### YOUR OBJECTIVE
From the listing below, copy each line that holds "title".

### DATA PROVIDED

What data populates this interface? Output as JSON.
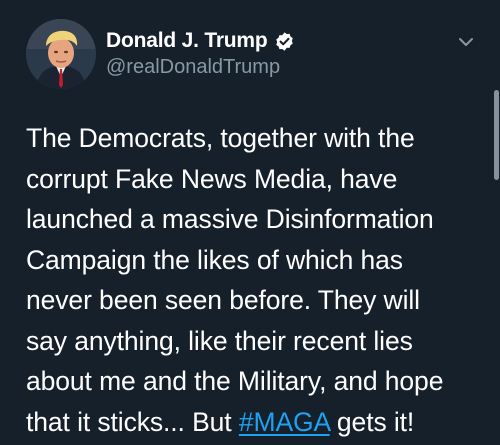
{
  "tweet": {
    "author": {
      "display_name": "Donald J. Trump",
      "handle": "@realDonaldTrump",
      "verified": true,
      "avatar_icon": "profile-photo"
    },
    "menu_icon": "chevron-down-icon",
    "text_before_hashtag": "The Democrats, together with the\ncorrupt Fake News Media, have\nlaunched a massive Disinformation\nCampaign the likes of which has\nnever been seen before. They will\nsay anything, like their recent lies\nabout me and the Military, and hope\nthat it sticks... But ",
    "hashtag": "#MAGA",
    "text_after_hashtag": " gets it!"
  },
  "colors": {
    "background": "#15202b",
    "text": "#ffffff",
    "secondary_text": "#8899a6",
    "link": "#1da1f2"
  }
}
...
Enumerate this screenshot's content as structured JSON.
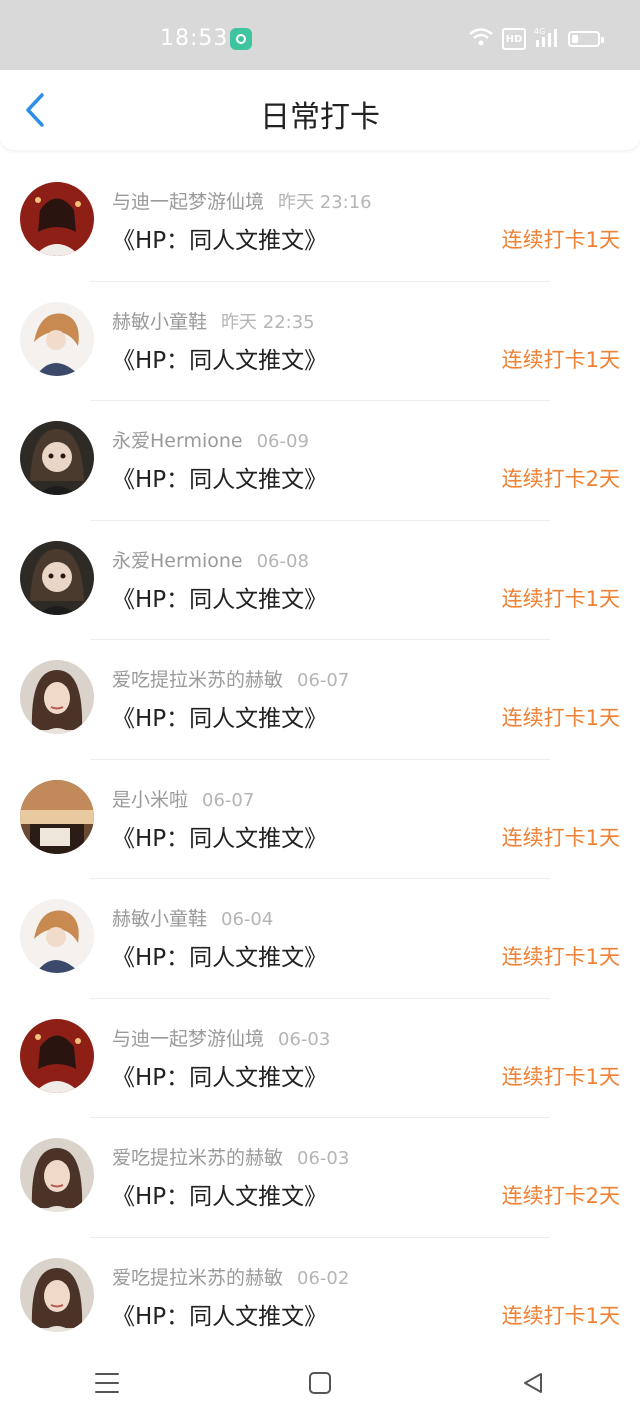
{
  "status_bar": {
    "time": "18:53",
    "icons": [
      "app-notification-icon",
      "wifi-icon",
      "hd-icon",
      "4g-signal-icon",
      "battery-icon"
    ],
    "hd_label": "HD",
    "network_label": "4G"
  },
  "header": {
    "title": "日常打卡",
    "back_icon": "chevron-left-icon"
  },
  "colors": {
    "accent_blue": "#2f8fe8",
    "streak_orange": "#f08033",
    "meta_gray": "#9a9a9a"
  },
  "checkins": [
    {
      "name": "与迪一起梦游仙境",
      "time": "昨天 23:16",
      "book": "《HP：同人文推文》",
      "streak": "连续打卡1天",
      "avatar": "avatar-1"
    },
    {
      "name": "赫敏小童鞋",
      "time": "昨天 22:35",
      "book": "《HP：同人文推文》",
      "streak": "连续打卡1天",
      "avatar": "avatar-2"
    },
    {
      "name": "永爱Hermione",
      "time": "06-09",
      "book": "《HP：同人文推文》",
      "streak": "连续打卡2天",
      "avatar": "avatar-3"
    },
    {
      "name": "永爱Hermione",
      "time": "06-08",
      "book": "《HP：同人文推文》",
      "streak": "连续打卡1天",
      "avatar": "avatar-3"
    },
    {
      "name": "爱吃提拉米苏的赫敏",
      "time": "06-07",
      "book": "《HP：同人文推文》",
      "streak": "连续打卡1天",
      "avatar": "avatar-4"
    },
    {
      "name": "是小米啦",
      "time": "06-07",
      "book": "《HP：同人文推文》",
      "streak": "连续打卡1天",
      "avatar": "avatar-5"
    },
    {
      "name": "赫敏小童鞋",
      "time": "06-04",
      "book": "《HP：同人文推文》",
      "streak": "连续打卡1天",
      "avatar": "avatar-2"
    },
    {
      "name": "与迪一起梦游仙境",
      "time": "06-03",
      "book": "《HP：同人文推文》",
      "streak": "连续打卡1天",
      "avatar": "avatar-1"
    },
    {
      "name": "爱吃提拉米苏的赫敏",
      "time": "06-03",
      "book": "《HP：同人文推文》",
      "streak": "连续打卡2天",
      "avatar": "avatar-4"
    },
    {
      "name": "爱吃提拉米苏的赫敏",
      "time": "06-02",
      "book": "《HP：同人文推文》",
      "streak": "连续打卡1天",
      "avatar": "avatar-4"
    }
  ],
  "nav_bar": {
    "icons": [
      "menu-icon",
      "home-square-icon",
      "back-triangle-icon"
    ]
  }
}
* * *
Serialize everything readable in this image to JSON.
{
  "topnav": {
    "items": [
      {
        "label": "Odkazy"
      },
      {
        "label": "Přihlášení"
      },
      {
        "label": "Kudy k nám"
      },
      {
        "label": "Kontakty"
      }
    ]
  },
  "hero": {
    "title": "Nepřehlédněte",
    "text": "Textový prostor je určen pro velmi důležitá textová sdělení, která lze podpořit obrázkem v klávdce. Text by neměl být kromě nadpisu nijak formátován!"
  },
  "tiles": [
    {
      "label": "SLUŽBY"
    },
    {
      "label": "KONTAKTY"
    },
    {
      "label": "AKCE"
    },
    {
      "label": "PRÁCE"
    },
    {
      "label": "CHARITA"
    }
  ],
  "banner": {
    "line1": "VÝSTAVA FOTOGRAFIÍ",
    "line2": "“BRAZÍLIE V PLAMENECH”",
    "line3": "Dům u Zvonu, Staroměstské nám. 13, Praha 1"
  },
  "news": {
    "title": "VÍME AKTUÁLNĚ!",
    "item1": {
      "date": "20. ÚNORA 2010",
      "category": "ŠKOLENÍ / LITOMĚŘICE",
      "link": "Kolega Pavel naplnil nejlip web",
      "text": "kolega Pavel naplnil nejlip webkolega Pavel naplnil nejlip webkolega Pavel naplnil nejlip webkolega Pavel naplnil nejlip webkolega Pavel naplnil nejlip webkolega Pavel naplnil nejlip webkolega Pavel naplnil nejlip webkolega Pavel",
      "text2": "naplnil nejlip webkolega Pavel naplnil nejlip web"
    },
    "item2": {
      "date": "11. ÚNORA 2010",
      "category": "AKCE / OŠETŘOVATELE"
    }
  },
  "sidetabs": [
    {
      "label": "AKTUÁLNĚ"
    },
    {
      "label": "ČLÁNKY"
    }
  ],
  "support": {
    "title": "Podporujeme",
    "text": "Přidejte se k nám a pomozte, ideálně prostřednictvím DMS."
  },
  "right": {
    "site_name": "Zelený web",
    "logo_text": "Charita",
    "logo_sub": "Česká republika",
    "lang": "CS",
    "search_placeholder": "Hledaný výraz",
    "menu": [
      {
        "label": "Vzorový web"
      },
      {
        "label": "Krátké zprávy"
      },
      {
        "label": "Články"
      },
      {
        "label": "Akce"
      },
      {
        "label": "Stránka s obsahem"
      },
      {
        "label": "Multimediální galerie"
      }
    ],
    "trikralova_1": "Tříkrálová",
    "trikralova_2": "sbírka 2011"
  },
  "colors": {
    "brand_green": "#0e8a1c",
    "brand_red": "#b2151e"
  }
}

### OUTPUT OF THE EXERCISE
    "title": "日常打卡",
    "title": "Nepřehlédněte",
    "title": "VÍME AKTUÁLNĚ!",
    "title": "Podporujeme",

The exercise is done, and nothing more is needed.